If you’re using a proper noun (i.e. an official name that’s capitalised) to describe something, such as ‘an Academy Award-winning film’ or ‘an AA Rosette restaurant’, you don’t need to hyphenate the words with capital letters. Remember that the job of the hyphen is to show that words are related, and the capital letters of an official name do this job fine on their own. You will, however, want to tie them to any additional words, as in ‘Academy Award-winning film’.
Curb your verbs
Ever heard of a phrasal verb? Well, you use them all the time. They’re basically phrases that are actions, such as ‘warm up’ and ‘drop off’. When you’re writing about the action you don’t need a hyphen, but if you’re using the phrase to describe something – a ‘warm-up exercise’, say, or a ‘drop-off point’ – you do need a hyphen. You’ll also want one if you’re using the phrase as a noun: so, when you go to the gym you should do a warm-up, and after Christmas you might see a drop-off in sales.
One more thing on verbs: if you’re using two words to make a verb, you’ll need to link them with a hyphen. For example, you put on ice skates to ice-skate and when you place booby traps around the entrance to your secret treasure trove you’re booby-trapping it.
A commonly made mistake
Notice there’s no hyphen in the subtitle for this section? That’s because you don’t hyphenate compounds in phrases such as ‘commonly made mistake’, ‘hastily placed punctuation’ or ‘fully fledged pilot’ (even though Word throws a wobbly [green line] with the last one). If the first word is an adverb (i.e. a word that describes an action) and ends in ‘-ly’ then put that hyphen back in its box, buddy.

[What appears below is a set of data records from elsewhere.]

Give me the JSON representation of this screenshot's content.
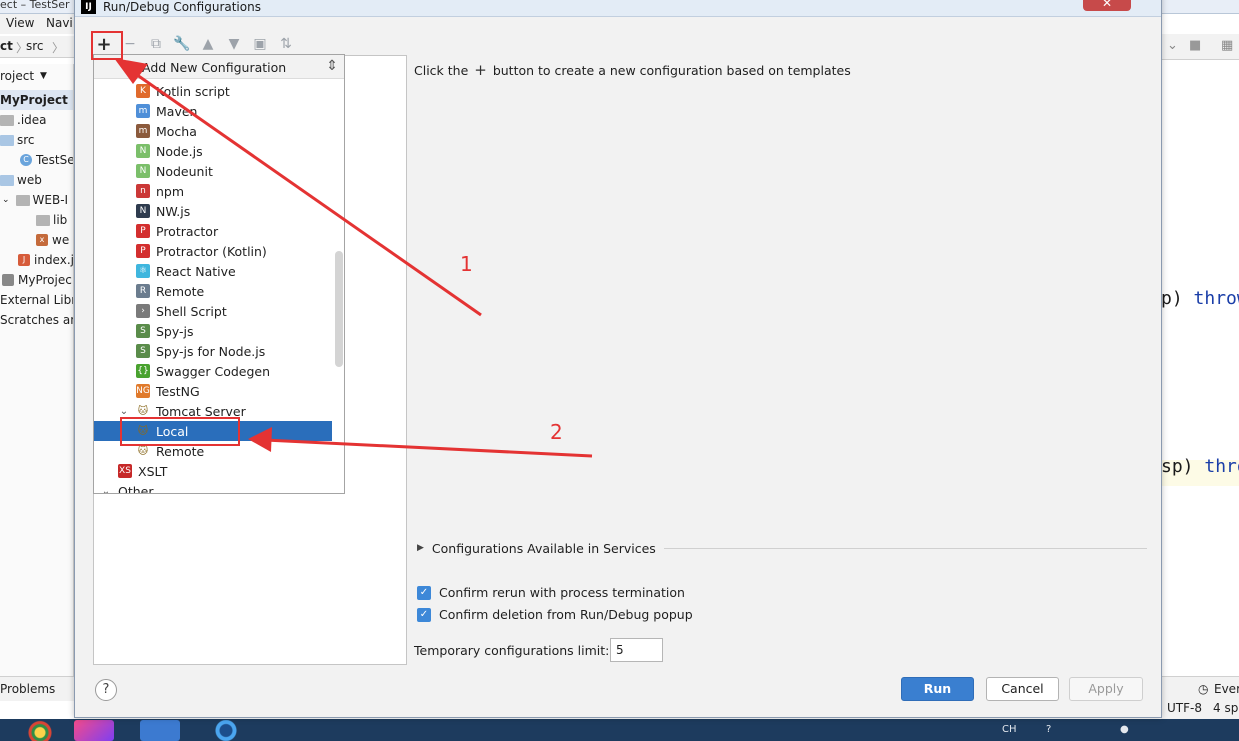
{
  "ide": {
    "title_fragment": "ect – TestSer",
    "menu": [
      "View",
      "Navi"
    ],
    "breadcrumb": [
      "ct",
      "src"
    ],
    "project_label": "roject",
    "tree": [
      {
        "label": "MyProject",
        "bold": true
      },
      {
        "label": ".idea"
      },
      {
        "label": "src"
      },
      {
        "label": "TestSe"
      },
      {
        "label": "web"
      },
      {
        "label": "WEB-I"
      },
      {
        "label": "lib"
      },
      {
        "label": "we"
      },
      {
        "label": "index.j"
      },
      {
        "label": "MyProjec"
      },
      {
        "label": "External Libr"
      },
      {
        "label": "Scratches an"
      }
    ],
    "code_lines": [
      {
        "pre": "p) ",
        "kw": "throw"
      },
      {
        "pre": "sp) ",
        "kw": "thro"
      }
    ],
    "bottom_tabs": {
      "problems": "Problems",
      "event": "Ever"
    },
    "status": {
      "encoding": "UTF-8",
      "indent": "4 sp"
    },
    "tray": {
      "lang": "CH"
    }
  },
  "dialog": {
    "title": "Run/Debug Configurations",
    "close": "✕",
    "toolbar": {
      "add": "+",
      "remove": "−",
      "copy": "⧉",
      "edit": "🔧",
      "up": "▲",
      "down": "▼",
      "folder": "▣",
      "sort": "⇅"
    },
    "popup": {
      "title": "Add New Configuration",
      "items": [
        {
          "label": "Kotlin script",
          "icon": "K",
          "color": "#e06a2c"
        },
        {
          "label": "Maven",
          "icon": "m",
          "color": "#4f8fd8"
        },
        {
          "label": "Mocha",
          "icon": "m",
          "color": "#8b5a3c"
        },
        {
          "label": "Node.js",
          "icon": "N",
          "color": "#7bbf6a"
        },
        {
          "label": "Nodeunit",
          "icon": "N",
          "color": "#7bbf6a"
        },
        {
          "label": "npm",
          "icon": "n",
          "color": "#cb3837"
        },
        {
          "label": "NW.js",
          "icon": "N",
          "color": "#2e3b4e"
        },
        {
          "label": "Protractor",
          "icon": "P",
          "color": "#d32f2f"
        },
        {
          "label": "Protractor (Kotlin)",
          "icon": "P",
          "color": "#d32f2f"
        },
        {
          "label": "React Native",
          "icon": "⚛",
          "color": "#3fb6de"
        },
        {
          "label": "Remote",
          "icon": "R",
          "color": "#6b7c8e"
        },
        {
          "label": "Shell Script",
          "icon": "›",
          "color": "#7a7a7a"
        },
        {
          "label": "Spy-js",
          "icon": "S",
          "color": "#5a8c4a"
        },
        {
          "label": "Spy-js for Node.js",
          "icon": "S",
          "color": "#5a8c4a"
        },
        {
          "label": "Swagger Codegen",
          "icon": "{}",
          "color": "#49a22f"
        },
        {
          "label": "TestNG",
          "icon": "NG",
          "color": "#e07a2c"
        }
      ],
      "tomcat": {
        "label": "Tomcat Server",
        "expanded_icon": "⌄"
      },
      "tomcat_children": [
        {
          "label": "Local"
        },
        {
          "label": "Remote"
        }
      ],
      "after": [
        {
          "label": "XSLT",
          "icon": "XS",
          "color": "#c62828"
        }
      ],
      "other": {
        "label": "Other"
      }
    },
    "hint": {
      "before": "Click the",
      "plus": "+",
      "after": "button to create a new configuration based on templates"
    },
    "services_label": "Configurations Available in Services",
    "checkbox_1": "Confirm rerun with process termination",
    "checkbox_2": "Confirm deletion from Run/Debug popup",
    "limit_label": "Temporary configurations limit:",
    "limit_value": "5",
    "help": "?",
    "buttons": {
      "run": "Run",
      "cancel": "Cancel",
      "apply": "Apply"
    }
  },
  "annotations": {
    "label_1": "1",
    "label_2": "2",
    "color": "#e43333"
  }
}
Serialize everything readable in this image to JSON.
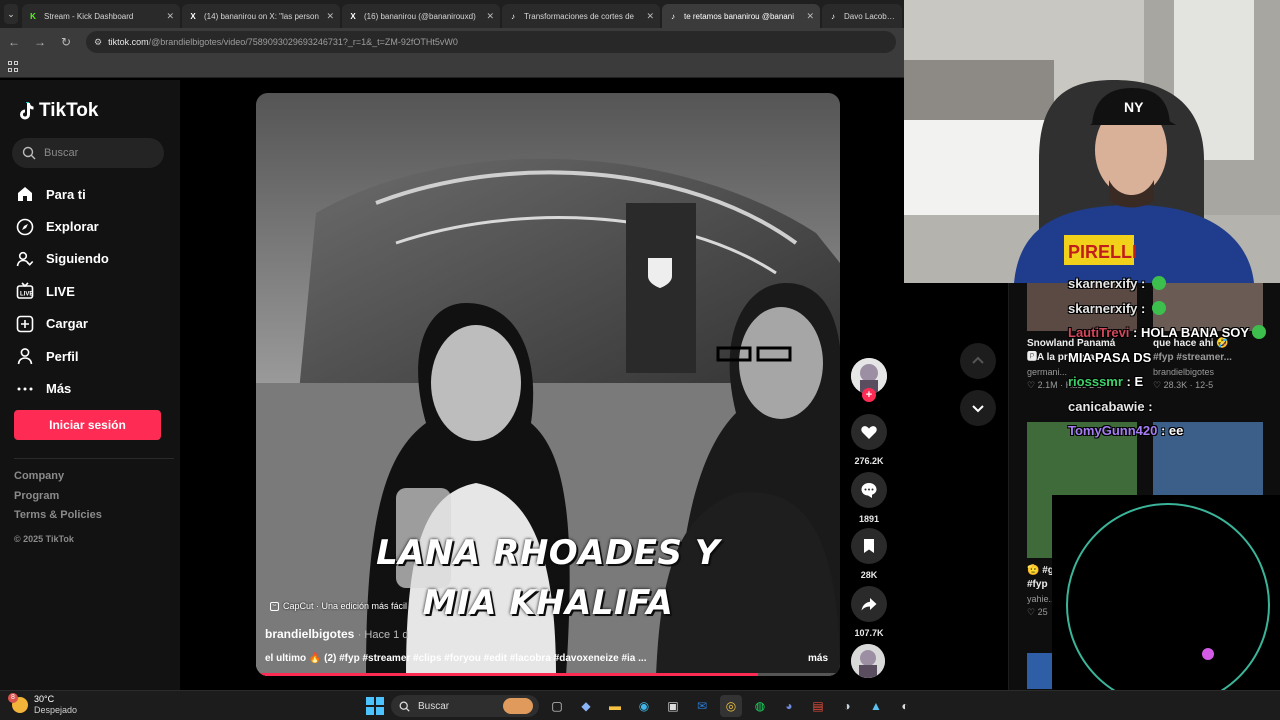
{
  "browser": {
    "tabs": [
      {
        "title": "Stream - Kick Dashboard",
        "favicon": "K",
        "color": "#53fc18",
        "active": false
      },
      {
        "title": "(14) bananirou on X: \"las person",
        "favicon": "X",
        "color": "#ffffff",
        "active": false
      },
      {
        "title": "(16) bananirou (@bananirouxd)",
        "favicon": "X",
        "color": "#ffffff",
        "active": false
      },
      {
        "title": "Transformaciones de cortes de",
        "favicon": "♪",
        "color": "#ffffff",
        "active": false
      },
      {
        "title": "te retamos bananirou @banani",
        "favicon": "♪",
        "color": "#ffffff",
        "active": true
      },
      {
        "title": "Davo Lacobra: Lo",
        "favicon": "♪",
        "color": "#ffffff",
        "active": false
      }
    ],
    "url_site": "tiktok.com",
    "url_path": "/@brandielbigotes/video/7589093029693246731?_r=1&_t=ZM-92fOTHt5vW0"
  },
  "sidebar": {
    "logo": "TikTok",
    "search_placeholder": "Buscar",
    "nav": [
      {
        "label": "Para ti",
        "icon": "home-icon"
      },
      {
        "label": "Explorar",
        "icon": "compass-icon"
      },
      {
        "label": "Siguiendo",
        "icon": "following-icon"
      },
      {
        "label": "LIVE",
        "icon": "live-tv-icon"
      },
      {
        "label": "Cargar",
        "icon": "upload-icon"
      },
      {
        "label": "Perfil",
        "icon": "profile-icon"
      },
      {
        "label": "Más",
        "icon": "more-icon"
      }
    ],
    "login": "Iniciar sesión",
    "footer": [
      "Company",
      "Program",
      "Terms & Policies"
    ],
    "copyright": "© 2025 TikTok"
  },
  "video": {
    "caption_line1": "LANA RHOADES Y",
    "caption_line2": "MIA KHALIFA",
    "capcut": "CapCut · Una edición más fácil",
    "author": "brandielbigotes",
    "ago": "Hace 1 d",
    "description": "el ultimo 🔥 (2) #fyp #streamer #clips #foryou #edit #lacobra #davoxeneize #ia ...",
    "more": "más",
    "progress": 0.86
  },
  "actions": {
    "likes": "276.2K",
    "comments": "1891",
    "saves": "28K",
    "shares": "107.7K"
  },
  "related": [
    {
      "title": "Snowland Panamá",
      "line2": "🅿A la primera...",
      "author": "germani...",
      "likes": "2.1M",
      "ago": "Hace 2 d"
    },
    {
      "title": "que hace ahi 🤣",
      "line2": "#fyp #streamer...",
      "author": "brandielbigotes",
      "likes": "28.3K",
      "ago": "12-5"
    },
    {
      "title": "🫡 #g",
      "line2": "#fyp",
      "author": "yahie...",
      "likes": "25"
    }
  ],
  "chat": [
    {
      "user": "skarnerxify",
      "text": " : ",
      "color": "#e6e6e6",
      "emote": true
    },
    {
      "user": "skarnerxify",
      "text": " : ",
      "color": "#e6e6e6",
      "emote": true
    },
    {
      "user": "LautiTrevi",
      "text": " : HOLA BANA SOY",
      "color": "#d4475b",
      "emote": true
    },
    {
      "user": "",
      "text": "MIA PASA DS",
      "color": "#ffffff",
      "emote": false
    },
    {
      "user": "riosssmr",
      "text": " : E",
      "color": "#3dd16a",
      "emote": false
    },
    {
      "user": "canicabawie",
      "text": " :",
      "color": "#e6e6e6",
      "emote": false
    },
    {
      "user": "TomyGunn420",
      "text": " : ee",
      "color": "#a67ef2",
      "emote": false
    }
  ],
  "taskbar": {
    "temp": "30°C",
    "weather": "Despejado",
    "weather_badge": "8",
    "search": "Buscar"
  },
  "colors": {
    "brand": "#fe2c55",
    "accent_chat_ring": "#3bb59a",
    "ring_dot": "#d35be6"
  }
}
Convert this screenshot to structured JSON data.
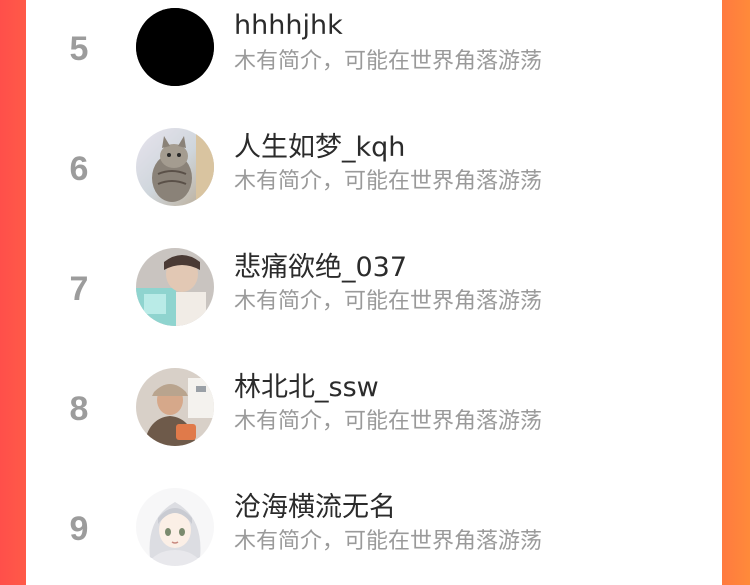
{
  "users": [
    {
      "rank": "5",
      "name": "hhhhjhk",
      "bio": "木有简介，可能在世界角落游荡",
      "avatar_icon": "black-circle-avatar"
    },
    {
      "rank": "6",
      "name": "人生如梦_kqh",
      "bio": "木有简介，可能在世界角落游荡",
      "avatar_icon": "cat-avatar"
    },
    {
      "rank": "7",
      "name": "悲痛欲绝_037",
      "bio": "木有简介，可能在世界角落游荡",
      "avatar_icon": "person-teal-avatar"
    },
    {
      "rank": "8",
      "name": "林北北_ssw",
      "bio": "木有简介，可能在世界角落游荡",
      "avatar_icon": "person-cap-avatar"
    },
    {
      "rank": "9",
      "name": "沧海横流无名",
      "bio": "木有简介，可能在世界角落游荡",
      "avatar_icon": "anime-girl-avatar"
    }
  ],
  "colors": {
    "left_edge": "#ff4f4a",
    "right_edge": "#ff7a3f",
    "rank_text": "#9c9c9c",
    "name_text": "#2b2b2b",
    "bio_text": "#9a9a9a"
  }
}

Remember, the key function of the hyphen is to avoid confusion. With ‘-ly’ adverbs there is no confusion as the adverb can only describe the action that immediately follows. In our example – ‘commonly made mistake’ – ‘commonly’ can only describe ‘made’: ‘commonly mistake’ makes no sense. (Beware, however, of other words ending in ‘-ly’: if it’s not an adverb then it’s a big-wheeled tractor, e.g. a ‘family-friendly hotel’ is a hotel that’s family friendly.)
This extends to other adverbs that can’t be misinterpreted: for instance, in the introduction to this post I write ‘this often overlooked piece of punctuation’. You don’t need to hyphenate ‘often overlooked’ as ‘often’ can only describe ‘overlooked’. You only hyphenate adverbs if it’s uncertain what they’re describing: an author’s best-known novel and her best known novel aren’t necessarily the same book.
Is that a typo?
Clients often come back with what they think is an error – an errant hyphen blemishing phrases such as ‘a two- or three-night break’. But no, it’s not a typo. The hyphen’s there to show that ‘night’ is missing from the end of ‘two-’. Writing ‘a two or three-night break’ is technically wrong grammar-wise. The alternative is writing the phrase out in full – ‘a two-night or three-night break’ – but I find that the copy’s cleaner when you leave out the repeated element and just use the hyphen.
One last one
When writing the numbers 21 to 99 in full, they’ll need to be hyphenated: twenty-one, ninety-nine, and one hundred and sixty-two.
So those are the basic rules. You might not remember all of them but the main thing is this: hyphens are there to make meaning clearer by showing that words are connected. Keep that in mind and set out your brand style and you can’t go far wrong. Happy hyphenating.